What social-and-political and cultural phenomena accompany migration? What are specificities of individual and group migratory behaviour? How does migration changes contemporary world and biographies of certain people? These precise issues were in the focus of attention of participants at the meeting within the scientific seminar entitled “Eurasia in the Context of Migratory Processes in the 17th-20th Centuries” held on February 21 by the Migration Research Laboratory of South Ural State University’s Department of Russian and Foreign History within implementation of the Laboratory’s research objectives on the 5-100 programme. Programme of the seminar included two topic-related directions: the phenomenon of migration (theoretical and methodological models of research; policy and reaction of the host society) and migration in historical dimension: individual and collective vectors.
Participants of the Seminar dedicated their reports to various subjects connected with migratory processes. For example, Igor Sibiryakov explained methodological models of “intellectual” migration research. Report by Olga Nikonova contained interesting information about healthcare issues that migrants faced in the Russian Empire at the beginning of the 20th century. Nelli Zhuravleva talked about how migrations contributed to development of cultural sphere of the city of Chelyabinsk as well as to development of literary movement in the city. Aleksandr Timofeev demonstrated interconnection between migratory processes and modernization in Russia on the cusp of the 19th and 20th centuries by the example of South Ural region. An interesting contribution to the variety of topic-related reports was a report by Rozalia Cherepanova regarding migrations in the late Soviet Union in personal dimension. Andrey Avdashkin reviewed formation and development of Chinese Diaspora in the South Ural in the 20th-21st centuries.
Not only research fellows of the Migration Research Laboratory and the Department of Russian and Foreign History but also representatives of Departments of Political Science and Sociology took active part in the Seminar events. For example, in their reports students Anna Shmachkova, Natalia Gette and Master’s degree student Denis Sidorenko mentioned a number of topical issues of the modernity, connected with migratory policy, attitude of residents to migration, and integration of migrants into the host society.

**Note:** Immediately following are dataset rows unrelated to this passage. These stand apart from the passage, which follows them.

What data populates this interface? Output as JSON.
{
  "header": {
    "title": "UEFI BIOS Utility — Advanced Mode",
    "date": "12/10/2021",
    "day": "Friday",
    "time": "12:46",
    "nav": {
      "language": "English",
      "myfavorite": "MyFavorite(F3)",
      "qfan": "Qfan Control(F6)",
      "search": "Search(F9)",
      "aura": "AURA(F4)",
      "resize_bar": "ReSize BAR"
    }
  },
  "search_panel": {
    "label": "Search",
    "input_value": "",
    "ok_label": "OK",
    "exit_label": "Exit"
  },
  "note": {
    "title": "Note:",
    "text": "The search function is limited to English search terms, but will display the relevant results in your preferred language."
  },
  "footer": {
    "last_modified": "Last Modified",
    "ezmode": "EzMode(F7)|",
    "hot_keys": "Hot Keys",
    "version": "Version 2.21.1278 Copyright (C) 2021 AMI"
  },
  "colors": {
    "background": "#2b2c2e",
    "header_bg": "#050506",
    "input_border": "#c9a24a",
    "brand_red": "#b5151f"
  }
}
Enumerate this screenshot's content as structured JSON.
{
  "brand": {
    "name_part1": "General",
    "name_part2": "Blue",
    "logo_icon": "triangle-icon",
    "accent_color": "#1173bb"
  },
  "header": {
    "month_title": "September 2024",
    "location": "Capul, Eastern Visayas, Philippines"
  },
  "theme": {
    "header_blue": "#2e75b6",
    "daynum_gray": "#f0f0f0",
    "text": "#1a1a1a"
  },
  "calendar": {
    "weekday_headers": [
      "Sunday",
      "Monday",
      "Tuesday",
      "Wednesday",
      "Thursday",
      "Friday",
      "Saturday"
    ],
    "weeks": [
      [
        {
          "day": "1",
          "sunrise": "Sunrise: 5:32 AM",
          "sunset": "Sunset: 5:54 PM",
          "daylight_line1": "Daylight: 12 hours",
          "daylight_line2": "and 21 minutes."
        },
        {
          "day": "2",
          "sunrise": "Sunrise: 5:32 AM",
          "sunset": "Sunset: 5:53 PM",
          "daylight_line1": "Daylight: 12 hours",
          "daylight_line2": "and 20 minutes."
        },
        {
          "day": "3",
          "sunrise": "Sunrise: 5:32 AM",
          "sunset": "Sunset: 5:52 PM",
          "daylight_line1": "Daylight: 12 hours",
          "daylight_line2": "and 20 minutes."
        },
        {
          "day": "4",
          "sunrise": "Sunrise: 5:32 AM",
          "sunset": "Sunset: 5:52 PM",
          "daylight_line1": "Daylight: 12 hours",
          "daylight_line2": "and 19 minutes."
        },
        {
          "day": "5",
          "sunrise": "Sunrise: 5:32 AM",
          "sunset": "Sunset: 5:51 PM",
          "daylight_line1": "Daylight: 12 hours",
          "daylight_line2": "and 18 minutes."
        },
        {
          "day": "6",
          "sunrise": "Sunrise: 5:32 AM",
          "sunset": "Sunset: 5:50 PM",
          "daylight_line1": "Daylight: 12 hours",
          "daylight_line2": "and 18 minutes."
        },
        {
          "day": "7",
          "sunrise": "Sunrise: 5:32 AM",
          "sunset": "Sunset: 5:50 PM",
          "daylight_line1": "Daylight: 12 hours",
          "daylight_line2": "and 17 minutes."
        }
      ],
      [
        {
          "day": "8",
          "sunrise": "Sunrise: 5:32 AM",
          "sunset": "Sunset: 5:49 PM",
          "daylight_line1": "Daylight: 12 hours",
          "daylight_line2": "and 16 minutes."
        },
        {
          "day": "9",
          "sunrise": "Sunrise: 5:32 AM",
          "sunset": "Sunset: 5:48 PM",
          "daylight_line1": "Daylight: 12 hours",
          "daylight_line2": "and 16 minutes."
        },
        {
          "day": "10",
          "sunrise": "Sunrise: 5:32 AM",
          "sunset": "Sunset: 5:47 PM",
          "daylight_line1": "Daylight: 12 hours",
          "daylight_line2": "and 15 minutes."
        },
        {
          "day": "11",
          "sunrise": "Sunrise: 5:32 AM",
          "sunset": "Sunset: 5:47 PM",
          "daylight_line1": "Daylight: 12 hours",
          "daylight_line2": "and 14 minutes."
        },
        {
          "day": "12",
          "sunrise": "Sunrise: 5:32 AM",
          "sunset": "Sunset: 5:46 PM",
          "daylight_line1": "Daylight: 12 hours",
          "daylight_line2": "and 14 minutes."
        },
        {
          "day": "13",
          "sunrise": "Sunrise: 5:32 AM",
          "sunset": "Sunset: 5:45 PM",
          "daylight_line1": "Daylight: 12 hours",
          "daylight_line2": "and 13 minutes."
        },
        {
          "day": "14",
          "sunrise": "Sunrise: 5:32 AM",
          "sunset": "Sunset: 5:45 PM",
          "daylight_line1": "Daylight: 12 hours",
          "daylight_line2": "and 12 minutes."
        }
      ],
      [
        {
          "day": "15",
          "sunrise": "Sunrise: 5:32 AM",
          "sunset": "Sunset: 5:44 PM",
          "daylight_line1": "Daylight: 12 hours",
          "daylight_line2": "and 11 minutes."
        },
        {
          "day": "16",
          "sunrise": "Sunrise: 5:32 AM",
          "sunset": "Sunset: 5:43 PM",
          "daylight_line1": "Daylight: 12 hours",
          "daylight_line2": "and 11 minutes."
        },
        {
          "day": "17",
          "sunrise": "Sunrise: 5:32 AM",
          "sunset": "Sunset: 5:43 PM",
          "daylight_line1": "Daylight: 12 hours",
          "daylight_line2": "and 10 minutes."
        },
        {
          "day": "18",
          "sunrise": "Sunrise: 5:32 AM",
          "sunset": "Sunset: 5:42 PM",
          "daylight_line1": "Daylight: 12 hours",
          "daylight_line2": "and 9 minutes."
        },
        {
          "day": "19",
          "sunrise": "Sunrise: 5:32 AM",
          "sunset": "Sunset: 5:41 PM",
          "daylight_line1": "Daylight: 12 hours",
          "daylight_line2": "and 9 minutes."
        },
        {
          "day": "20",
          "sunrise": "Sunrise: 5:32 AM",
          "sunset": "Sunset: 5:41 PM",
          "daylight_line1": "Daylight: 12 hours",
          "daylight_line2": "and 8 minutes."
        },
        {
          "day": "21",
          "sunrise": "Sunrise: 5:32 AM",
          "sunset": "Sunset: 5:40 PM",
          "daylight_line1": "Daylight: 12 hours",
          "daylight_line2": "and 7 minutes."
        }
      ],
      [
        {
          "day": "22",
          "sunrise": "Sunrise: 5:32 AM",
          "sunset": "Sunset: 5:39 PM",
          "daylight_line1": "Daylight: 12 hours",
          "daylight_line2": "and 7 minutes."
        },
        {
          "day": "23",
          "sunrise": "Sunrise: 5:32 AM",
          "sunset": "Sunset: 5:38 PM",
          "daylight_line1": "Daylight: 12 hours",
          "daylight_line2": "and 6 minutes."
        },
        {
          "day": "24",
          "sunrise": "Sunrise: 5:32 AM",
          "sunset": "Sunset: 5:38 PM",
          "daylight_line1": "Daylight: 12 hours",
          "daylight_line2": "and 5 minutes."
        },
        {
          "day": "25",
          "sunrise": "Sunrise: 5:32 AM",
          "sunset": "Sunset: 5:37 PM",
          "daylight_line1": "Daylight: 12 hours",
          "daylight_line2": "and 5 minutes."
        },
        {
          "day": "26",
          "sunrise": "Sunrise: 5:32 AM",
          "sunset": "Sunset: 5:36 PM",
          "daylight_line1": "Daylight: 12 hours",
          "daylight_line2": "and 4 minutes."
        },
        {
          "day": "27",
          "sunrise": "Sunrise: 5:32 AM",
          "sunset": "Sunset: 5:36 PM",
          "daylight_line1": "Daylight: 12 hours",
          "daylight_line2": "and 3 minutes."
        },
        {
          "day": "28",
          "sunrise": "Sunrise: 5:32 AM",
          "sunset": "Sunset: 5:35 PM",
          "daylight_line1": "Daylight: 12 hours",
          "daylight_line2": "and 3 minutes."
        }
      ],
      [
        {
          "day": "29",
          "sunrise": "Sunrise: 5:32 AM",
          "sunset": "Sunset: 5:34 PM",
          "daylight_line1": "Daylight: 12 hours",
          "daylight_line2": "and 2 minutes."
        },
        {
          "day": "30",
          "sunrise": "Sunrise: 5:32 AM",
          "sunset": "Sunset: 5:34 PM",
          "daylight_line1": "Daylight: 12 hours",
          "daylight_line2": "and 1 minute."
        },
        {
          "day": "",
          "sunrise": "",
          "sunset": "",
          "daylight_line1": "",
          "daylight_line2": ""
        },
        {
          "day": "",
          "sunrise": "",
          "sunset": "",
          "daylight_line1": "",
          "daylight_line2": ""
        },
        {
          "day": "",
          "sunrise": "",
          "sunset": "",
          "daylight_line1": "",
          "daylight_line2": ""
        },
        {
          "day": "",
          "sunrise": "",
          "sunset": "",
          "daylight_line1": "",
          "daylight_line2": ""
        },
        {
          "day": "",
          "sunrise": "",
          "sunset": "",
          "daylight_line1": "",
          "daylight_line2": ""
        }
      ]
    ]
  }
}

Discussions that arose in the course of the Seminar allowed considering migration not as a quantitatively-measured routine phenomenon but as a multi-sided and complex vital phenomenon, which is inextricably connected with the past and the present. Migrations used to enrich spiritual world of the society and human, brought new technologies and knowledge, changed the ethnic-and-cultural and social landscape of the Eurasian continent.